» **WHAT NEEDS TO BE DONE**
Retype the data exactly, so that every line matches the original.

» **GIVEN DATA**
[Start of Attachment]

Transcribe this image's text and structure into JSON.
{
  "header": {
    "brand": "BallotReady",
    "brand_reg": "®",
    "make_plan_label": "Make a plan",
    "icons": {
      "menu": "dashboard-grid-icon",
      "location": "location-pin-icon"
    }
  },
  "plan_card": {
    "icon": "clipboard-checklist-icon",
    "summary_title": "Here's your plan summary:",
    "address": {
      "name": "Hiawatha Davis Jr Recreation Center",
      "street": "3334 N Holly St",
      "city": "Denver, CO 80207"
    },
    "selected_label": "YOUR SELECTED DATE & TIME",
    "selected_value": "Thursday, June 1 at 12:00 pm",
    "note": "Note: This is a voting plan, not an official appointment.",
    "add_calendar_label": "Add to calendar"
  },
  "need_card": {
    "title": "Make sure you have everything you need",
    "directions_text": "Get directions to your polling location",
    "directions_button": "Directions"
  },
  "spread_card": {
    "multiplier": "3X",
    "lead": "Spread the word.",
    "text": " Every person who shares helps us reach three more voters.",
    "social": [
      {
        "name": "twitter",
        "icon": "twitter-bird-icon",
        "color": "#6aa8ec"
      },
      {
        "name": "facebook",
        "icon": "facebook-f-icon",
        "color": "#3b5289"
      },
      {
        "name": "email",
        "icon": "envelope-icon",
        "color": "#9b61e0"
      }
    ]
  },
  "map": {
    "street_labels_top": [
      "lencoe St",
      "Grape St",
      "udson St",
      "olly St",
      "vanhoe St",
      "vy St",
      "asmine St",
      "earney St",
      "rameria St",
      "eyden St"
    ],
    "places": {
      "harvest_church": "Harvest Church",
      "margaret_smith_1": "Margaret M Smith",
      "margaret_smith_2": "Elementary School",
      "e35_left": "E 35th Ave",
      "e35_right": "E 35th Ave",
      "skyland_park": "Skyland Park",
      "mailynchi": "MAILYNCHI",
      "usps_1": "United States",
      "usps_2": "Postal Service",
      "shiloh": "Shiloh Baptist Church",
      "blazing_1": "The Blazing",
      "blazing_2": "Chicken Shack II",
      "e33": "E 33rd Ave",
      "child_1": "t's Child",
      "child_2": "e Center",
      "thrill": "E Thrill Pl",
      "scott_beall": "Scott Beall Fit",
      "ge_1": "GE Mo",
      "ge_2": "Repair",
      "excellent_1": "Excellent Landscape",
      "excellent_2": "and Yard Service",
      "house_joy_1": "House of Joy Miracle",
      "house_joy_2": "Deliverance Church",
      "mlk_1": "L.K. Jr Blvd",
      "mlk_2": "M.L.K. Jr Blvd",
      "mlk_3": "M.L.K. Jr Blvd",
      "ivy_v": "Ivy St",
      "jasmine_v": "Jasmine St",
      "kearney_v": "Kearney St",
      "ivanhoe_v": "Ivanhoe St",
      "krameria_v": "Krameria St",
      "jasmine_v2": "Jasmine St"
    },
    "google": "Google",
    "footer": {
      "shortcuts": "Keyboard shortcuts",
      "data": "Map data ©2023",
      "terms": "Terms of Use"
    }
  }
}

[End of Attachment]

» **RESPONSE BELOW**
Transcribe this image's text and structure into JSON.
{
  "header": {
    "brand": "BallotReady",
    "brand_reg": "®",
    "make_plan_label": "Make a plan",
    "icons": {
      "menu": "dashboard-grid-icon",
      "location": "location-pin-icon"
    }
  },
  "plan_card": {
    "icon": "clipboard-checklist-icon",
    "summary_title": "Here's your plan summary:",
    "address": {
      "name": "Hiawatha Davis Jr Recreation Center",
      "street": "3334 N Holly St",
      "city": "Denver, CO 80207"
    },
    "selected_label": "YOUR SELECTED DATE & TIME",
    "selected_value": "Thursday, June 1 at 12:00 pm",
    "note": "Note: This is a voting plan, not an official appointment.",
    "add_calendar_label": "Add to calendar"
  },
  "need_card": {
    "title": "Make sure you have everything you need",
    "directions_text": "Get directions to your polling location",
    "directions_button": "Directions"
  },
  "spread_card": {
    "multiplier": "3X",
    "lead": "Spread the word.",
    "text": " Every person who shares helps us reach three more voters.",
    "social": [
      {
        "name": "twitter",
        "icon": "twitter-bird-icon",
        "color": "#6aa8ec"
      },
      {
        "name": "facebook",
        "icon": "facebook-f-icon",
        "color": "#3b5289"
      },
      {
        "name": "email",
        "icon": "envelope-icon",
        "color": "#9b61e0"
      }
    ]
  },
  "map": {
    "street_labels_top": [
      "lencoe St",
      "Grape St",
      "udson St",
      "olly St",
      "vanhoe St",
      "vy St",
      "asmine St",
      "earney St",
      "rameria St",
      "eyden St"
    ],
    "places": {
      "harvest_church": "Harvest Church",
      "margaret_smith_1": "Margaret M Smith",
      "margaret_smith_2": "Elementary School",
      "e35_left": "E 35th Ave",
      "e35_right": "E 35th Ave",
      "skyland_park": "Skyland Park",
      "mailynchi": "MAILYNCHI",
      "usps_1": "United States",
      "usps_2": "Postal Service",
      "shiloh": "Shiloh Baptist Church",
      "blazing_1": "The Blazing",
      "blazing_2": "Chicken Shack II",
      "e33": "E 33rd Ave",
      "child_1": "t's Child",
      "child_2": "e Center",
      "thrill": "E Thrill Pl",
      "scott_beall": "Scott Beall Fit",
      "ge_1": "GE Mo",
      "ge_2": "Repair",
      "excellent_1": "Excellent Landscape",
      "excellent_2": "and Yard Service",
      "house_joy_1": "House of Joy Miracle",
      "house_joy_2": "Deliverance Church",
      "mlk_1": "L.K. Jr Blvd",
      "mlk_2": "M.L.K. Jr Blvd",
      "mlk_3": "M.L.K. Jr Blvd",
      "ivy_v": "Ivy St",
      "jasmine_v": "Jasmine St",
      "kearney_v": "Kearney St",
      "ivanhoe_v": "Ivanhoe St",
      "krameria_v": "Krameria St",
      "jasmine_v2": "Jasmine St"
    },
    "google": "Google",
    "footer": {
      "shortcuts": "Keyboard shortcuts",
      "data": "Map data ©2023",
      "terms": "Terms of Use"
    }
  }
}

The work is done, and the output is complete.